→ **DIRECTIONS FOR THIS TASK**
To complete the exercise, write out all the data exactly.
______________________________
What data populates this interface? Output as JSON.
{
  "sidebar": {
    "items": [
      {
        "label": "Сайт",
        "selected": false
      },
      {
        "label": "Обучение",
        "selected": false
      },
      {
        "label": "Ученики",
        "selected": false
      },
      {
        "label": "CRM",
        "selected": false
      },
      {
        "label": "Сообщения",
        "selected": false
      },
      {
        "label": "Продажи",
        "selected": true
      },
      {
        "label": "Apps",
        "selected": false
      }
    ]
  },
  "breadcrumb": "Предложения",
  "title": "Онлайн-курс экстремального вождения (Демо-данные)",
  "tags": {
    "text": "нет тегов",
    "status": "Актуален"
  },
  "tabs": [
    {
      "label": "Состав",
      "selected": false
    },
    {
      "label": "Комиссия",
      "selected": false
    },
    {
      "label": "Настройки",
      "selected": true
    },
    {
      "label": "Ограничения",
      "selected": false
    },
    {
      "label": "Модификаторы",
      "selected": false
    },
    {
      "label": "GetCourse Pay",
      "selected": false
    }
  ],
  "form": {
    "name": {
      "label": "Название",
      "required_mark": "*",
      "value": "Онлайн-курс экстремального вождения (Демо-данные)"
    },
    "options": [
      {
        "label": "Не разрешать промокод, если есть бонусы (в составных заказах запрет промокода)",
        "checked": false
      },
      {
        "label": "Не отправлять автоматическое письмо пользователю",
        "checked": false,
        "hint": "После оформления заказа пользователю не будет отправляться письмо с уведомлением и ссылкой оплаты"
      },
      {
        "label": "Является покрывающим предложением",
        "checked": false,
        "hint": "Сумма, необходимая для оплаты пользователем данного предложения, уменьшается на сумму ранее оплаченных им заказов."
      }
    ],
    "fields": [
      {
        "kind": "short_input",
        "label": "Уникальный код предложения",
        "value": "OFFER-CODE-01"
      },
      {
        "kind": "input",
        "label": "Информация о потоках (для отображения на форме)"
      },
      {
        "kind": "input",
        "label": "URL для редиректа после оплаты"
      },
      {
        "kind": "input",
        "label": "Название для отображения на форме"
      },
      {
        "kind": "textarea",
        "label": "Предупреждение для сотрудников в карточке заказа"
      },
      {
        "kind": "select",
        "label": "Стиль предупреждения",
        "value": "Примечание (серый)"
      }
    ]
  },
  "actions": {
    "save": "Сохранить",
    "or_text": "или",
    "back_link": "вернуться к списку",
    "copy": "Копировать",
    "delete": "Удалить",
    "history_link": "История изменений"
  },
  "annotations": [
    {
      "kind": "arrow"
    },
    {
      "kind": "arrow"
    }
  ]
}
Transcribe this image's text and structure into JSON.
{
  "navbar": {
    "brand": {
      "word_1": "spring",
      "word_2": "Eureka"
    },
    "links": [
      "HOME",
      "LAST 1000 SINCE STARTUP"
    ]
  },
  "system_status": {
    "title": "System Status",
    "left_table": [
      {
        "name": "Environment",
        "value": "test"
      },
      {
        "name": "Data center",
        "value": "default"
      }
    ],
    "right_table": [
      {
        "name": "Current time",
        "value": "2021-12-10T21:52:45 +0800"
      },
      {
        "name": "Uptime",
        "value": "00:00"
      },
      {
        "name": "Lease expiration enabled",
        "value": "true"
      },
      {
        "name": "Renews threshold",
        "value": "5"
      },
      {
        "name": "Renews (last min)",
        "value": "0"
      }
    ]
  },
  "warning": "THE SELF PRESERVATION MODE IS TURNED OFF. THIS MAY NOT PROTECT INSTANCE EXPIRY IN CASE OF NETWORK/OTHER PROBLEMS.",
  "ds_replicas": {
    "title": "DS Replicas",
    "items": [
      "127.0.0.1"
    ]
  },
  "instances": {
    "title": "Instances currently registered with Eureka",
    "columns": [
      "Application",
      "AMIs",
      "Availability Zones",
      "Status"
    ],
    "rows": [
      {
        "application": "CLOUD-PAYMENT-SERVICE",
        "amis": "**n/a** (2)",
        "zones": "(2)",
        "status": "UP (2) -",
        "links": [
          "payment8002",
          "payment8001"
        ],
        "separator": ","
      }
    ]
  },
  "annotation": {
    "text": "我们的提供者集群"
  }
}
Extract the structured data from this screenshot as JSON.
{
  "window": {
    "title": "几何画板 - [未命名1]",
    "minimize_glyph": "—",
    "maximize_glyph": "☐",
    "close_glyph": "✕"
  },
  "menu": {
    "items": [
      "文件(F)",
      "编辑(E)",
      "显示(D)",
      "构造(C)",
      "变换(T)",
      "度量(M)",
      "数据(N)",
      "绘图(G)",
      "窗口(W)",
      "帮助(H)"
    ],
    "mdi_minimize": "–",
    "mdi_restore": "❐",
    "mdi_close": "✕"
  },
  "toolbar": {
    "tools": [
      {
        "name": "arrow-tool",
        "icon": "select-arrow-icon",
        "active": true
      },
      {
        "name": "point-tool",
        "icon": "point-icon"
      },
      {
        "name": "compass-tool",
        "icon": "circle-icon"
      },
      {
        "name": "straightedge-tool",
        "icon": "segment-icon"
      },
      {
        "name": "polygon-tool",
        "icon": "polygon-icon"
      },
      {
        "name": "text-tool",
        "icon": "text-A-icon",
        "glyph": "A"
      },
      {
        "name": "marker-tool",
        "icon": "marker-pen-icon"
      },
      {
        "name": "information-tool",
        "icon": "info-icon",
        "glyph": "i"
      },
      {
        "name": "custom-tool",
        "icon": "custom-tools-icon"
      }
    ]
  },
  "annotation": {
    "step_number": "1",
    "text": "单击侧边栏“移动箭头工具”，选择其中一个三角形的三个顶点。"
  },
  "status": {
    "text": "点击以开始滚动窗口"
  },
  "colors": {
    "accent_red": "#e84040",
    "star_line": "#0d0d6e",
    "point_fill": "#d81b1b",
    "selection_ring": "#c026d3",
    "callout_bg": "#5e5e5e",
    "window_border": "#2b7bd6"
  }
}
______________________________
→ **YOUR SOLUTION**
What data populates this interface? Output as JSON.
{
  "sidebar": {
    "items": [
      {
        "label": "Сайт",
        "selected": false
      },
      {
        "label": "Обучение",
        "selected": false
      },
      {
        "label": "Ученики",
        "selected": false
      },
      {
        "label": "CRM",
        "selected": false
      },
      {
        "label": "Сообщения",
        "selected": false
      },
      {
        "label": "Продажи",
        "selected": true
      },
      {
        "label": "Apps",
        "selected": false
      }
    ]
  },
  "breadcrumb": "Предложения",
  "title": "Онлайн-курс экстремального вождения (Демо-данные)",
  "tags": {
    "text": "нет тегов",
    "status": "Актуален"
  },
  "tabs": [
    {
      "label": "Состав",
      "selected": false
    },
    {
      "label": "Комиссия",
      "selected": false
    },
    {
      "label": "Настройки",
      "selected": true
    },
    {
      "label": "Ограничения",
      "selected": false
    },
    {
      "label": "Модификаторы",
      "selected": false
    },
    {
      "label": "GetCourse Pay",
      "selected": false
    }
  ],
  "form": {
    "name": {
      "label": "Название",
      "required_mark": "*",
      "value": "Онлайн-курс экстремального вождения (Демо-данные)"
    },
    "options": [
      {
        "label": "Не разрешать промокод, если есть бонусы (в составных заказах запрет промокода)",
        "checked": false
      },
      {
        "label": "Не отправлять автоматическое письмо пользователю",
        "checked": false,
        "hint": "После оформления заказа пользователю не будет отправляться письмо с уведомлением и ссылкой оплаты"
      },
      {
        "label": "Является покрывающим предложением",
        "checked": false,
        "hint": "Сумма, необходимая для оплаты пользователем данного предложения, уменьшается на сумму ранее оплаченных им заказов."
      }
    ],
    "fields": [
      {
        "kind": "short_input",
        "label": "Уникальный код предложения",
        "value": "OFFER-CODE-01"
      },
      {
        "kind": "input",
        "label": "Информация о потоках (для отображения на форме)"
      },
      {
        "kind": "input",
        "label": "URL для редиректа после оплаты"
      },
      {
        "kind": "input",
        "label": "Название для отображения на форме"
      },
      {
        "kind": "textarea",
        "label": "Предупреждение для сотрудников в карточке заказа"
      },
      {
        "kind": "select",
        "label": "Стиль предупреждения",
        "value": "Примечание (серый)"
      }
    ]
  },
  "actions": {
    "save": "Сохранить",
    "or_text": "или",
    "back_link": "вернуться к списку",
    "copy": "Копировать",
    "delete": "Удалить",
    "history_link": "История изменений"
  },
  "annotations": [
    {
      "kind": "arrow"
    },
    {
      "kind": "arrow"
    }
  ]
}
Transcribe this image's text and structure into JSON.
{
  "navbar": {
    "brand": {
      "word_1": "spring",
      "word_2": "Eureka"
    },
    "links": [
      "HOME",
      "LAST 1000 SINCE STARTUP"
    ]
  },
  "system_status": {
    "title": "System Status",
    "left_table": [
      {
        "name": "Environment",
        "value": "test"
      },
      {
        "name": "Data center",
        "value": "default"
      }
    ],
    "right_table": [
      {
        "name": "Current time",
        "value": "2021-12-10T21:52:45 +0800"
      },
      {
        "name": "Uptime",
        "value": "00:00"
      },
      {
        "name": "Lease expiration enabled",
        "value": "true"
      },
      {
        "name": "Renews threshold",
        "value": "5"
      },
      {
        "name": "Renews (last min)",
        "value": "0"
      }
    ]
  },
  "warning": "THE SELF PRESERVATION MODE IS TURNED OFF. THIS MAY NOT PROTECT INSTANCE EXPIRY IN CASE OF NETWORK/OTHER PROBLEMS.",
  "ds_replicas": {
    "title": "DS Replicas",
    "items": [
      "127.0.0.1"
    ]
  },
  "instances": {
    "title": "Instances currently registered with Eureka",
    "columns": [
      "Application",
      "AMIs",
      "Availability Zones",
      "Status"
    ],
    "rows": [
      {
        "application": "CLOUD-PAYMENT-SERVICE",
        "amis": "**n/a** (2)",
        "zones": "(2)",
        "status": "UP (2) -",
        "links": [
          "payment8002",
          "payment8001"
        ],
        "separator": ","
      }
    ]
  },
  "annotation": {
    "text": "我们的提供者集群"
  }
}
Extract the structured data from this screenshot as JSON.
{
  "window": {
    "title": "几何画板 - [未命名1]",
    "minimize_glyph": "—",
    "maximize_glyph": "☐",
    "close_glyph": "✕"
  },
  "menu": {
    "items": [
      "文件(F)",
      "编辑(E)",
      "显示(D)",
      "构造(C)",
      "变换(T)",
      "度量(M)",
      "数据(N)",
      "绘图(G)",
      "窗口(W)",
      "帮助(H)"
    ],
    "mdi_minimize": "–",
    "mdi_restore": "❐",
    "mdi_close": "✕"
  },
  "toolbar": {
    "tools": [
      {
        "name": "arrow-tool",
        "icon": "select-arrow-icon",
        "active": true
      },
      {
        "name": "point-tool",
        "icon": "point-icon"
      },
      {
        "name": "compass-tool",
        "icon": "circle-icon"
      },
      {
        "name": "straightedge-tool",
        "icon": "segment-icon"
      },
      {
        "name": "polygon-tool",
        "icon": "polygon-icon"
      },
      {
        "name": "text-tool",
        "icon": "text-A-icon",
        "glyph": "A"
      },
      {
        "name": "marker-tool",
        "icon": "marker-pen-icon"
      },
      {
        "name": "information-tool",
        "icon": "info-icon",
        "glyph": "i"
      },
      {
        "name": "custom-tool",
        "icon": "custom-tools-icon"
      }
    ]
  },
  "annotation": {
    "step_number": "1",
    "text": "单击侧边栏“移动箭头工具”，选择其中一个三角形的三个顶点。"
  },
  "status": {
    "text": "点击以开始滚动窗口"
  },
  "colors": {
    "accent_red": "#e84040",
    "star_line": "#0d0d6e",
    "point_fill": "#d81b1b",
    "selection_ring": "#c026d3",
    "callout_bg": "#5e5e5e",
    "window_border": "#2b7bd6"
  }
}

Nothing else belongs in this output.